According to Joint Commission on Accreditation of Healthcare Organizations (JCAHO) Intravenous (IV) admixture is the preparation of pharmaceutical product that requires the measured additive of a medication to a 50 ml or larger bag or bottle of IV fluid (e.g., IV, IM, IT, SC, etc). When a licensed pharmacy is available, only the pharmacy compounds or admixes all sterile medications, IV admixtures, or other drugs except in emergencies or when not feasible
+To make the students learn about the components of an intravenous administration set.
+To make the students learn handling, preparation and administration procedures for IV drug products in an aseptic environment.
+To train the students to prepare labels for IV admixtures.
+To train the students to calculate the intravenous rates.
• Obtain the physician’s orders for IV admixtures and identify the patient
• Components of IV admixtures set include syringes, needles, medication vials and ampoules, 70% isopropyl alcohol, bag or bottle. They must be sterilized before use
• Perform proper garbing and gowning procedure and assemble all equipment and supplies needed in a laminar airflow workbench.Working area must be free of interruption
• Complete the appropriate label to include: Patient’s name, location and medical record number, room number, name of drug, amount of drug, name of basic parenteral solution and solution volume, expiry date and time.
• Select the appropriate diluents as per the IV admixture order
• Remove the protective cap from the diluents container.
• Swab the diaphragm or stopper of the vial with alcohol swab and allow drying.
• Draw up the recommended amount of diluents and inject the diluents into the drug vial
• Mix the drug and diluents as directed and check for incompatibilities
• Swab the stopper and port of entry on the IV bag with alcohol swab and allow drying
• Pull up the required amount of medication and inject into the bag
• Complete and affix the Medication Additive label to the mixture
• Double check against physician’s orders before hanging
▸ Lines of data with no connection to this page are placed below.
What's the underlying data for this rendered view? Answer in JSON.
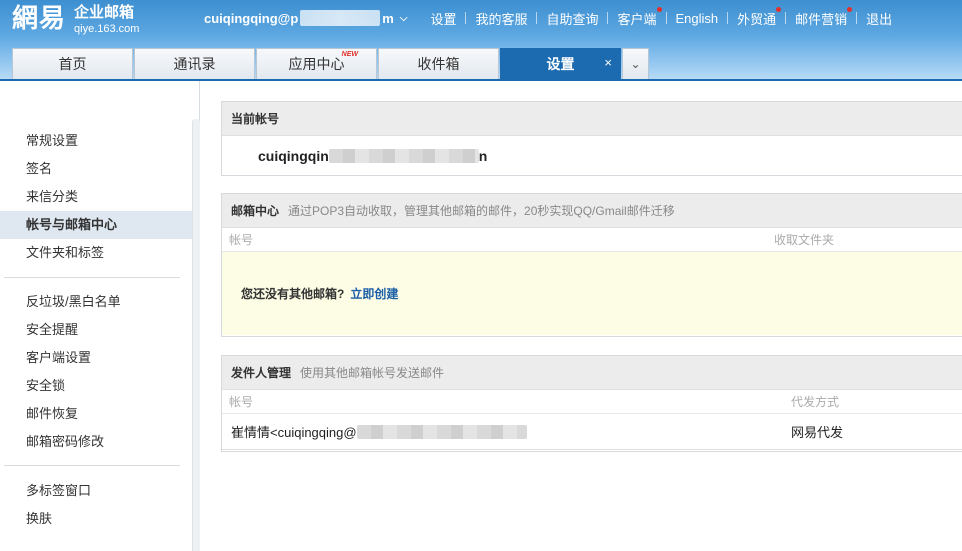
{
  "logo": {
    "main": "網易",
    "title": "企业邮箱",
    "domain": "qiye.163.com"
  },
  "account": {
    "visible_start": "cuiqingqing@p",
    "visible_end": "m"
  },
  "topnav": [
    {
      "label": "设置",
      "dot": false
    },
    {
      "label": "我的客服",
      "dot": false
    },
    {
      "label": "自助查询",
      "dot": false
    },
    {
      "label": "客户端",
      "dot": true
    },
    {
      "label": "English",
      "dot": false
    },
    {
      "label": "外贸通",
      "dot": true
    },
    {
      "label": "邮件营销",
      "dot": true
    },
    {
      "label": "退出",
      "dot": false
    }
  ],
  "tabs": [
    {
      "label": "首页"
    },
    {
      "label": "通讯录"
    },
    {
      "label": "应用中心",
      "badge": "NEW"
    },
    {
      "label": "收件箱"
    },
    {
      "label": "设置",
      "active": true,
      "close": "×"
    }
  ],
  "tab_more": "⌄",
  "sidebar": {
    "group1": [
      "常规设置",
      "签名",
      "来信分类",
      "帐号与邮箱中心",
      "文件夹和标签"
    ],
    "group2": [
      "反垃圾/黑白名单",
      "安全提醒",
      "客户端设置",
      "安全锁",
      "邮件恢复",
      "邮箱密码修改"
    ],
    "group3": [
      "多标签窗口",
      "换肤"
    ]
  },
  "current_account": {
    "title": "当前帐号",
    "account_visible": "cuiqingqin",
    "account_tail": "n"
  },
  "mailbox_center": {
    "title": "邮箱中心",
    "desc": "通过POP3自动收取，管理其他邮箱的邮件，20秒实现QQ/Gmail邮件迁移",
    "col_account": "帐号",
    "col_folder": "收取文件夹",
    "empty_text": "您还没有其他邮箱?",
    "create_link": "立即创建"
  },
  "sender_mgmt": {
    "title": "发件人管理",
    "desc": "使用其他邮箱帐号发送邮件",
    "col_account": "帐号",
    "col_method": "代发方式",
    "row_sender": "崔情情<cuiqingqing@",
    "row_method": "网易代发"
  }
}
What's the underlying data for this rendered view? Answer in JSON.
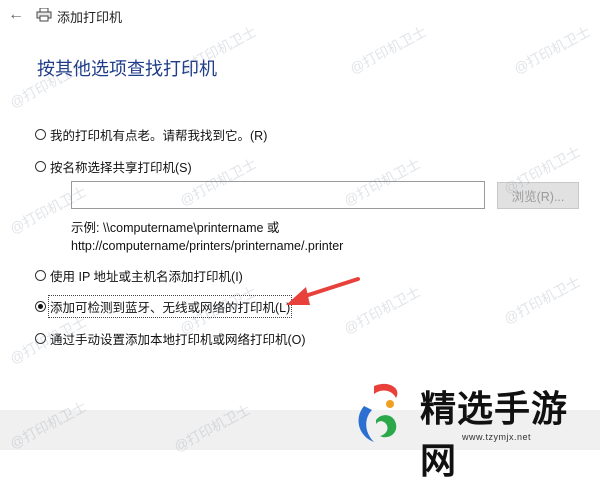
{
  "window": {
    "title": "添加打印机"
  },
  "heading": "按其他选项查找打印机",
  "options": [
    {
      "label": "我的打印机有点老。请帮我找到它。(R)",
      "checked": false
    },
    {
      "label": "按名称选择共享打印机(S)",
      "checked": false
    },
    {
      "label": "使用 IP 地址或主机名添加打印机(I)",
      "checked": false
    },
    {
      "label": "添加可检测到蓝牙、无线或网络的打印机(L)",
      "checked": true
    },
    {
      "label": "通过手动设置添加本地打印机或网络打印机(O)",
      "checked": false
    }
  ],
  "share": {
    "value": "",
    "browse_label": "浏览(R)..."
  },
  "example": {
    "line1": "示例: \\\\computername\\printername 或",
    "line2": "http://computername/printers/printername/.printer"
  },
  "watermark": "@打印机卫士",
  "brand": {
    "name": "精选手游网",
    "url": "www.tzymjx.net"
  },
  "colors": {
    "heading": "#1f3c88",
    "arrow": "#e8413c",
    "footer_bg": "#f0f0f0"
  }
}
• A common problem when using a syringe to withdraw a solution from a vial is that air bubbles can form in the barrel. These will prevent accurate measurements and must be removed. First, hold the syringe upright and pull back the plunger slightly to allow a space for the bubble to go to the top. Firmly tap the sides of the syringe to allow the bubble to travel to the top. Expel the air in the syringe by slowly pushing the plunger up until the fluid fills the barrel completely. Read the measurement by looking at the rubber end of the plunger aligned with the graduations on the barrel
Intravenous fluid must be given at a specific rate, neither too fast nor too slow. The specific rate may be measured as ml/hour, L/hour or drops/min. To control or adjust the flow rate only drops per minute are used.
To measure the rate we must know:
(a) The number of drops
(b) Time in minutes.
The formula for working out flow rates is:
volume (ml) X drop factor (gtts / ml)
time (min) = gtts / min